more black then god [sic], nom de plume of Sean Derrick Cooper Marquardt, stretches his three tracks to a relatively epic total of 20 minutes. This is the stuff of seafaring nightmare – sodden souls gripping the slippery rail of their ghost ship as it glides into harbour. There is a formal, shot-in-black-and-white, austerity to it too though, as if the haunted fog is rolling in over the manicured lawns of L’Année dernière à Marienbad. Bourgeois hotel guests shift uneasily as they play the matchstick game and order another cocktail. There is a tapping at the window…
disincarnate is the latest from aetheric house band people-eaters and is the longest of the trio at just under half an hour. On the album’s Bandcamp page it is noted that…
This album contains eight threnodies for my late father (1942-2013).
…which I found rather numbed my critical response. There is a passage in Martin Amis’s autobiography in which, to paraphrase, he describes reaching a point in middle age when the only things that have any real importance are births and deaths. I am (un)comfortably within that zone myself now and, as such, my reaction to a dedication like that is to listen to the music in a solemn and contemplative mood. It isn’t conducive to flights of descriptive fancy but I see that, as ever, I am late to the party and reviews rich in the figurative can already be read at heathenharvest, riverrockreviews, forestpunk and musicuratum – all written by talents less psychologically squeamish than me.

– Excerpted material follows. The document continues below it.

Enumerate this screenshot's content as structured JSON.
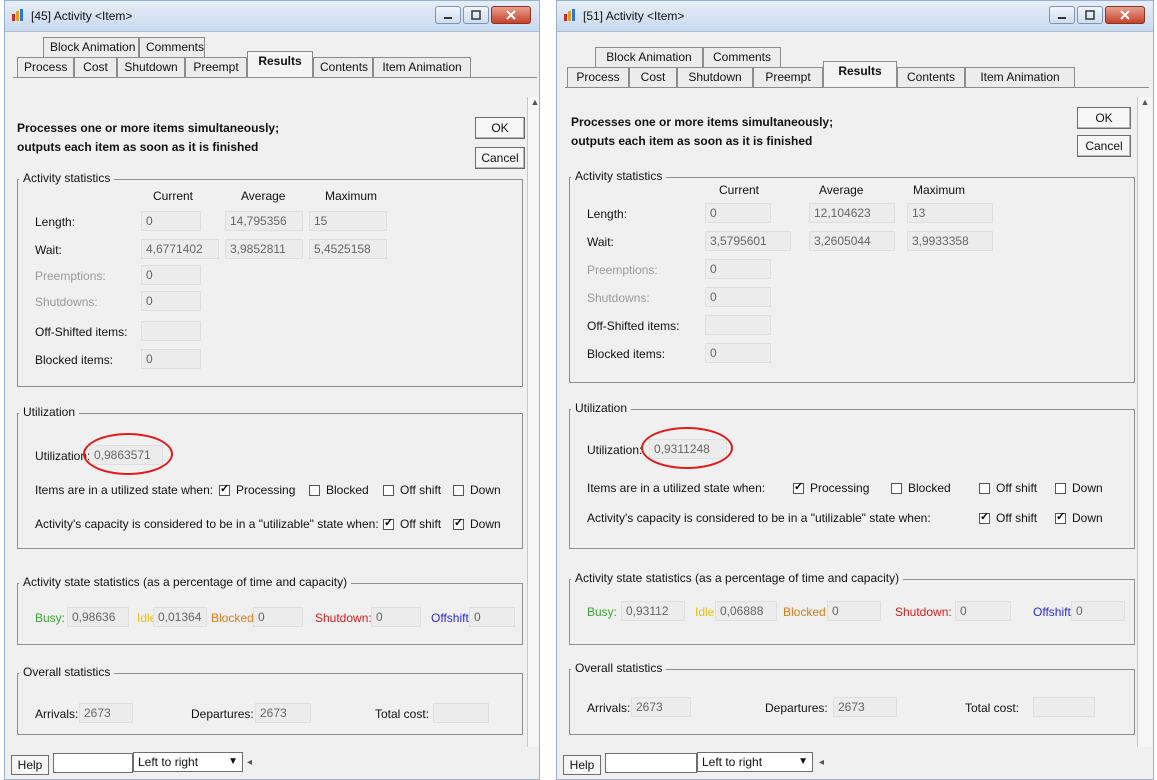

What I can say is that I was impressed that the band’s usual atmosphere of dread has not been dialled back in the slightest. This is a wake as desolate as could be described by Poe and, shockingly, the sixth track, ‘me mokutu vakamatea’, contains a poem written by fellow aetheric label mate slowthaw reminiscent of Poe’s translator Baudelaire or maybe something from a ritual hallucinated in a Lovecraftian fever-dream. Given the declared context it is bold stuff. I listened to this album whilst sat in a sun trap created by the concrete geometries of the campus where I work and was transported to a windswept, hillside graveyard where a group of horrified mourners wonder what the hell could have torn the doors from the family crypt…